#### Problem to solve:
Start to finish, the listing must be rewritten exactly.

#### Supplied records:

┌──

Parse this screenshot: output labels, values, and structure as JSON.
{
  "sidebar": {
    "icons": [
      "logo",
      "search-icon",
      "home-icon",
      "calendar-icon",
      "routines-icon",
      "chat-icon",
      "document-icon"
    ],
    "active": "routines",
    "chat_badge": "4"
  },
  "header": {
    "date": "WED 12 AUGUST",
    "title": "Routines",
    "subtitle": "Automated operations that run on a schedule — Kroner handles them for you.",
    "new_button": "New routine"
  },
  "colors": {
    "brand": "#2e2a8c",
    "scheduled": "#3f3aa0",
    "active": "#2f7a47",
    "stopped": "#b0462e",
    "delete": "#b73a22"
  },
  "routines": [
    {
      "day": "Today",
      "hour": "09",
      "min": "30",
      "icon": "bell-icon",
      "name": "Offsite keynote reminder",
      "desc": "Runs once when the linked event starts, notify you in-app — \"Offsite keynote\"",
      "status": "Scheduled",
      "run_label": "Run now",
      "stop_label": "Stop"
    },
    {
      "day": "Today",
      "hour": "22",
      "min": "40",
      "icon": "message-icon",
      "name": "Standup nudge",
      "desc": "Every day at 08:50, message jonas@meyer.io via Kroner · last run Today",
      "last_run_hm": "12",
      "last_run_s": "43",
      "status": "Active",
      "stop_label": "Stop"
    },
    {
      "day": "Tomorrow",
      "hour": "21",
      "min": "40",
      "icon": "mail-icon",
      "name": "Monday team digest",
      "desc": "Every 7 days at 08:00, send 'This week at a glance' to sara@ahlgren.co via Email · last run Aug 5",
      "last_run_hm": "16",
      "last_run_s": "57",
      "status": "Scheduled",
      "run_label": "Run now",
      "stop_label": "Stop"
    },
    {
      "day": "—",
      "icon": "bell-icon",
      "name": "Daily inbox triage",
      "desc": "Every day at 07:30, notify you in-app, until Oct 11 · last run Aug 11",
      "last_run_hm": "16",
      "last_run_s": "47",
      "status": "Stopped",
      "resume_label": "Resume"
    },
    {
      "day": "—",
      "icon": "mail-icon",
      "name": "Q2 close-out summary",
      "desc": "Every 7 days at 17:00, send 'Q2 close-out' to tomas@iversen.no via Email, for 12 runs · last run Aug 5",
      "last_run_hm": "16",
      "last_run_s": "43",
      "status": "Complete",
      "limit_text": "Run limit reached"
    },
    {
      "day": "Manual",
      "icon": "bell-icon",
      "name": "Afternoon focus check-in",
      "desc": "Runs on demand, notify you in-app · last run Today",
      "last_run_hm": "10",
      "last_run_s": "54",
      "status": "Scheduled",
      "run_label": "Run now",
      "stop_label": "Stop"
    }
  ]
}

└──

#### Result for this task:
Parse this screenshot: output labels, values, and structure as JSON.
{
  "sidebar": {
    "icons": [
      "logo",
      "search-icon",
      "home-icon",
      "calendar-icon",
      "routines-icon",
      "chat-icon",
      "document-icon"
    ],
    "active": "routines",
    "chat_badge": "4"
  },
  "header": {
    "date": "WED 12 AUGUST",
    "title": "Routines",
    "subtitle": "Automated operations that run on a schedule — Kroner handles them for you.",
    "new_button": "New routine"
  },
  "colors": {
    "brand": "#2e2a8c",
    "scheduled": "#3f3aa0",
    "active": "#2f7a47",
    "stopped": "#b0462e",
    "delete": "#b73a22"
  },
  "routines": [
    {
      "day": "Today",
      "hour": "09",
      "min": "30",
      "icon": "bell-icon",
      "name": "Offsite keynote reminder",
      "desc": "Runs once when the linked event starts, notify you in-app — \"Offsite keynote\"",
      "status": "Scheduled",
      "run_label": "Run now",
      "stop_label": "Stop"
    },
    {
      "day": "Today",
      "hour": "22",
      "min": "40",
      "icon": "message-icon",
      "name": "Standup nudge",
      "desc": "Every day at 08:50, message jonas@meyer.io via Kroner · last run Today",
      "last_run_hm": "12",
      "last_run_s": "43",
      "status": "Active",
      "stop_label": "Stop"
    },
    {
      "day": "Tomorrow",
      "hour": "21",
      "min": "40",
      "icon": "mail-icon",
      "name": "Monday team digest",
      "desc": "Every 7 days at 08:00, send 'This week at a glance' to sara@ahlgren.co via Email · last run Aug 5",
      "last_run_hm": "16",
      "last_run_s": "57",
      "status": "Scheduled",
      "run_label": "Run now",
      "stop_label": "Stop"
    },
    {
      "day": "—",
      "icon": "bell-icon",
      "name": "Daily inbox triage",
      "desc": "Every day at 07:30, notify you in-app, until Oct 11 · last run Aug 11",
      "last_run_hm": "16",
      "last_run_s": "47",
      "status": "Stopped",
      "resume_label": "Resume"
    },
    {
      "day": "—",
      "icon": "mail-icon",
      "name": "Q2 close-out summary",
      "desc": "Every 7 days at 17:00, send 'Q2 close-out' to tomas@iversen.no via Email, for 12 runs · last run Aug 5",
      "last_run_hm": "16",
      "last_run_s": "43",
      "status": "Complete",
      "limit_text": "Run limit reached"
    },
    {
      "day": "Manual",
      "icon": "bell-icon",
      "name": "Afternoon focus check-in",
      "desc": "Runs on demand, notify you in-app · last run Today",
      "last_run_hm": "10",
      "last_run_s": "54",
      "status": "Scheduled",
      "run_label": "Run now",
      "stop_label": "Stop"
    }
  ]
}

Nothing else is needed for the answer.